*Directions for this task*
Extract every record, exactly as written, and ignore the pictures.

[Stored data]

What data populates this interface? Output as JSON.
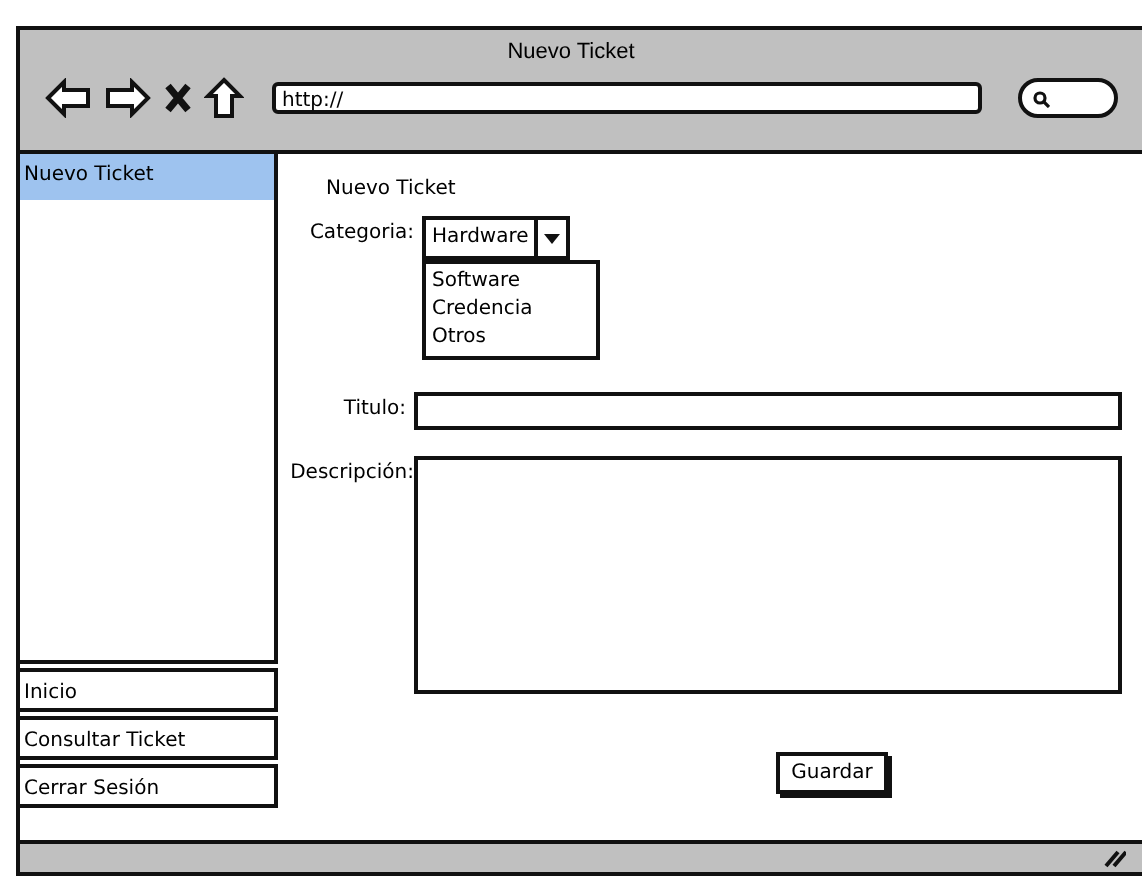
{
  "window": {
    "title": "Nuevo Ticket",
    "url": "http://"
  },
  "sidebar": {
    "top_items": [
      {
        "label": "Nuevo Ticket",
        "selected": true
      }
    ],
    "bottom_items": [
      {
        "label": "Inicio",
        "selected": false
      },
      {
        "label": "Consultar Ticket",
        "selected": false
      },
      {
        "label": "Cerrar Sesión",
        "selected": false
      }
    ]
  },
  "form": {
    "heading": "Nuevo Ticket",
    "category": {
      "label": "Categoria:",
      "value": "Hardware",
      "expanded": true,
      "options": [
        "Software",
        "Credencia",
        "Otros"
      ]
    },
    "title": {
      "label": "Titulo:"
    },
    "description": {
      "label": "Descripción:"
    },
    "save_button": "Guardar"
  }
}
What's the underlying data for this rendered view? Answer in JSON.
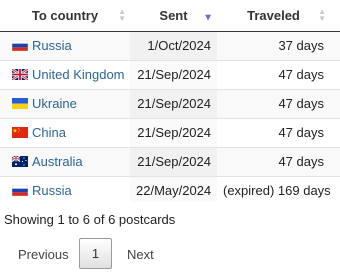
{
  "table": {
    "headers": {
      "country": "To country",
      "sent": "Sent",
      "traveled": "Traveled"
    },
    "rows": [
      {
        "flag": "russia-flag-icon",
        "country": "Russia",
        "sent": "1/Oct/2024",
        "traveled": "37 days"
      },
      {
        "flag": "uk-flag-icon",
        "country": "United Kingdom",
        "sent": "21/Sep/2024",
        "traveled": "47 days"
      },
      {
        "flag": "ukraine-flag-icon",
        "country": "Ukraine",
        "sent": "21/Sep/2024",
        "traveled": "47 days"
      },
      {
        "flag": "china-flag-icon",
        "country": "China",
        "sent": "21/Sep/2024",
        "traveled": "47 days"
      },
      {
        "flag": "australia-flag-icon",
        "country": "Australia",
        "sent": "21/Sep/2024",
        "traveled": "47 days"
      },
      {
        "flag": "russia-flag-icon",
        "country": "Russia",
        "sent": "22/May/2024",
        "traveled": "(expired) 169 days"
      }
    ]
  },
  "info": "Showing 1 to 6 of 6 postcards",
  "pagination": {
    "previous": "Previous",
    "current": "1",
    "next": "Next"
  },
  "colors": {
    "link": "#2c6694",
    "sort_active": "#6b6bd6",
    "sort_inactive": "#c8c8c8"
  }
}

*Solution to this task*
What data populates this interface? Output as JSON.
{
  "window": {
    "title": "Nuevo Ticket",
    "url": "http://"
  },
  "sidebar": {
    "top_items": [
      {
        "label": "Nuevo Ticket",
        "selected": true
      }
    ],
    "bottom_items": [
      {
        "label": "Inicio",
        "selected": false
      },
      {
        "label": "Consultar Ticket",
        "selected": false
      },
      {
        "label": "Cerrar Sesión",
        "selected": false
      }
    ]
  },
  "form": {
    "heading": "Nuevo Ticket",
    "category": {
      "label": "Categoria:",
      "value": "Hardware",
      "expanded": true,
      "options": [
        "Software",
        "Credencia",
        "Otros"
      ]
    },
    "title": {
      "label": "Titulo:"
    },
    "description": {
      "label": "Descripción:"
    },
    "save_button": "Guardar"
  }
}
What's the underlying data for this rendered view? Answer in JSON.
{
  "table": {
    "headers": {
      "country": "To country",
      "sent": "Sent",
      "traveled": "Traveled"
    },
    "rows": [
      {
        "flag": "russia-flag-icon",
        "country": "Russia",
        "sent": "1/Oct/2024",
        "traveled": "37 days"
      },
      {
        "flag": "uk-flag-icon",
        "country": "United Kingdom",
        "sent": "21/Sep/2024",
        "traveled": "47 days"
      },
      {
        "flag": "ukraine-flag-icon",
        "country": "Ukraine",
        "sent": "21/Sep/2024",
        "traveled": "47 days"
      },
      {
        "flag": "china-flag-icon",
        "country": "China",
        "sent": "21/Sep/2024",
        "traveled": "47 days"
      },
      {
        "flag": "australia-flag-icon",
        "country": "Australia",
        "sent": "21/Sep/2024",
        "traveled": "47 days"
      },
      {
        "flag": "russia-flag-icon",
        "country": "Russia",
        "sent": "22/May/2024",
        "traveled": "(expired) 169 days"
      }
    ]
  },
  "info": "Showing 1 to 6 of 6 postcards",
  "pagination": {
    "previous": "Previous",
    "current": "1",
    "next": "Next"
  },
  "colors": {
    "link": "#2c6694",
    "sort_active": "#6b6bd6",
    "sort_inactive": "#c8c8c8"
  }
}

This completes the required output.